%%
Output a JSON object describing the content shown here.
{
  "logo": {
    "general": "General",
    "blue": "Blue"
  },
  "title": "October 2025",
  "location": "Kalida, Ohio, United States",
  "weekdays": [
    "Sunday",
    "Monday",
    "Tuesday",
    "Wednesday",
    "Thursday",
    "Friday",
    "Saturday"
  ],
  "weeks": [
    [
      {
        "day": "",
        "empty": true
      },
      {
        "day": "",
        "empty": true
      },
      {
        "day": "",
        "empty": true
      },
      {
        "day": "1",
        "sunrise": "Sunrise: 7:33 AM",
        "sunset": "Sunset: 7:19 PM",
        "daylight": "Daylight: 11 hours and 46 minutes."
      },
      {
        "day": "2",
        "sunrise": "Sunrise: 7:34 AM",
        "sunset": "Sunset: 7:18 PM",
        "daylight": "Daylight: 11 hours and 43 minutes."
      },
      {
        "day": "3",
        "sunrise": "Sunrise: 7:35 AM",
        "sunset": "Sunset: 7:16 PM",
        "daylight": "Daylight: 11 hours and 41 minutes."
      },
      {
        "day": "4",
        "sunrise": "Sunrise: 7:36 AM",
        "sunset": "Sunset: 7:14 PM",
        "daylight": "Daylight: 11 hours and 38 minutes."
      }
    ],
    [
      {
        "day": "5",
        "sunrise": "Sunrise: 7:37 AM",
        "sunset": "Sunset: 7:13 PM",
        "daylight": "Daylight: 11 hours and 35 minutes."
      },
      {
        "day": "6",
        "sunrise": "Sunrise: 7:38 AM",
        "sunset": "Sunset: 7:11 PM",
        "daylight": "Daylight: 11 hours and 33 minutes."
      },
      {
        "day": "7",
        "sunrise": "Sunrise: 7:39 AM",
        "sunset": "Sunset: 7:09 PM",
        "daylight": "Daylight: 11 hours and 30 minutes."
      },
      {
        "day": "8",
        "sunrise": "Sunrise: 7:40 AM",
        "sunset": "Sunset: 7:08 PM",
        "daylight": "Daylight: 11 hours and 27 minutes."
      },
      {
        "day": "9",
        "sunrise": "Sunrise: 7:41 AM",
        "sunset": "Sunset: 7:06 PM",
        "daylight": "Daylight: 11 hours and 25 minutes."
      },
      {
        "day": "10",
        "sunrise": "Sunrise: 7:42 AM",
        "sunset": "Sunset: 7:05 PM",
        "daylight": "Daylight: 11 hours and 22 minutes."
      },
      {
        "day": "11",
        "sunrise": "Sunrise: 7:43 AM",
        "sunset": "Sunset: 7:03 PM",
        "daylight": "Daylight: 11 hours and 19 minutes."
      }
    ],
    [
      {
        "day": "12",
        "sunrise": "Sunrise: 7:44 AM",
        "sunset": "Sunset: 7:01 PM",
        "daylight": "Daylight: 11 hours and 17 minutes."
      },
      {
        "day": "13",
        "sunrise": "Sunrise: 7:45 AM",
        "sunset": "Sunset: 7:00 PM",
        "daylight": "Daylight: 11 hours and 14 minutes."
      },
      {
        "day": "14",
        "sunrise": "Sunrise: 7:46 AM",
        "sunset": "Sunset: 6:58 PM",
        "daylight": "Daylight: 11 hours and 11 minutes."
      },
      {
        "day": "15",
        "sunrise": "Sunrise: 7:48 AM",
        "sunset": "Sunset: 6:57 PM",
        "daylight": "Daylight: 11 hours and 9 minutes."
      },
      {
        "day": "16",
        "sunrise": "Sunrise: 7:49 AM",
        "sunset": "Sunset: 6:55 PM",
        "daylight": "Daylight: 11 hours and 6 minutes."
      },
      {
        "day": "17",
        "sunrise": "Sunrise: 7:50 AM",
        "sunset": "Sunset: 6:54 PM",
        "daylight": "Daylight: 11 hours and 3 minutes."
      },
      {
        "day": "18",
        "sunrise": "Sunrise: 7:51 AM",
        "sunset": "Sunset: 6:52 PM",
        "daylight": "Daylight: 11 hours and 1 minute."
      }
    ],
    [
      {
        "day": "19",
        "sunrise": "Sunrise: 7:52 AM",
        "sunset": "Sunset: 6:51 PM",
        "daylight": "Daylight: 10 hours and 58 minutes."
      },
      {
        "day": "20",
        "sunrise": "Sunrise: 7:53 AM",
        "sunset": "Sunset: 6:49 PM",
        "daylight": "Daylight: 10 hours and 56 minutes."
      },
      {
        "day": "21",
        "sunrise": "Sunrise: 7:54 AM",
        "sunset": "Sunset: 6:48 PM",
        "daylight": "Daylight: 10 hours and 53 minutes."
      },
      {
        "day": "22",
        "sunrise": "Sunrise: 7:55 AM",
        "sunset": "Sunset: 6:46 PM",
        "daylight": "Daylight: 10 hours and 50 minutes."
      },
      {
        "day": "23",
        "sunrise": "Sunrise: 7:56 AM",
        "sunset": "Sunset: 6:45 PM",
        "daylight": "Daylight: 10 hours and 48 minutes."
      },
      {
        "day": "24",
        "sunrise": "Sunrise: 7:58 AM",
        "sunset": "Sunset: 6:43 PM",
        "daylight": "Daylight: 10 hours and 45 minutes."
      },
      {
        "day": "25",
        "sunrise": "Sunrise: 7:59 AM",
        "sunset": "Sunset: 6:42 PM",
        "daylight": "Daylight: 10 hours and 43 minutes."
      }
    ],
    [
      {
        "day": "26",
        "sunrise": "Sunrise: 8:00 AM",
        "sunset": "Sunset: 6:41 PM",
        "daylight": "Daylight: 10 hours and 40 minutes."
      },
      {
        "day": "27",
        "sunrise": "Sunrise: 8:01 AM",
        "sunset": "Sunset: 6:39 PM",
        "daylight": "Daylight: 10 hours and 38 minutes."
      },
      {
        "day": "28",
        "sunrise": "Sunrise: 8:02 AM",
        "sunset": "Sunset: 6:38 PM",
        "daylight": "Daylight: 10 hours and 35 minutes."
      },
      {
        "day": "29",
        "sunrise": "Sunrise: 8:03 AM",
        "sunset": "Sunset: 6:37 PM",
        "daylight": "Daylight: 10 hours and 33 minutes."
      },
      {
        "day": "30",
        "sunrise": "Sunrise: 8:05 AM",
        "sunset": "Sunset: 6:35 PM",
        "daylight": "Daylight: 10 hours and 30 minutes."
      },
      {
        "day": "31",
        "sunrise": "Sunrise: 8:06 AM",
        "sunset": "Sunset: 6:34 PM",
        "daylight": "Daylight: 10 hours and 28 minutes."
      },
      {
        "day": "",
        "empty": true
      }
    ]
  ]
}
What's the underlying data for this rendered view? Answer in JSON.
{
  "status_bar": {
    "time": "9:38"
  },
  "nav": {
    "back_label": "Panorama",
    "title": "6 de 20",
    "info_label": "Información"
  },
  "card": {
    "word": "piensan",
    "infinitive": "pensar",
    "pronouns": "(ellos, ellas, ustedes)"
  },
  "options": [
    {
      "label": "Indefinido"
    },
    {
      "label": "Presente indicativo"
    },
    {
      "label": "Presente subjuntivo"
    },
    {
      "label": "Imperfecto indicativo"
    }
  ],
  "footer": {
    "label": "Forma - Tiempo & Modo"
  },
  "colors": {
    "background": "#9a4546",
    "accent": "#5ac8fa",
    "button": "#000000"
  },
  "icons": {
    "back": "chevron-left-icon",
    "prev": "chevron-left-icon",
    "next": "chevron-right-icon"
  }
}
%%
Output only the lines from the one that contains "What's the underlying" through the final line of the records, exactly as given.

» **Answer space**:
What's the underlying data for this rendered view? Answer in JSON.
{
  "status_bar": {
    "time": "9:38"
  },
  "nav": {
    "back_label": "Panorama",
    "title": "6 de 20",
    "info_label": "Información"
  },
  "card": {
    "word": "piensan",
    "infinitive": "pensar",
    "pronouns": "(ellos, ellas, ustedes)"
  },
  "options": [
    {
      "label": "Indefinido"
    },
    {
      "label": "Presente indicativo"
    },
    {
      "label": "Presente subjuntivo"
    },
    {
      "label": "Imperfecto indicativo"
    }
  ],
  "footer": {
    "label": "Forma - Tiempo & Modo"
  },
  "colors": {
    "background": "#9a4546",
    "accent": "#5ac8fa",
    "button": "#000000"
  },
  "icons": {
    "back": "chevron-left-icon",
    "prev": "chevron-left-icon",
    "next": "chevron-right-icon"
  }
}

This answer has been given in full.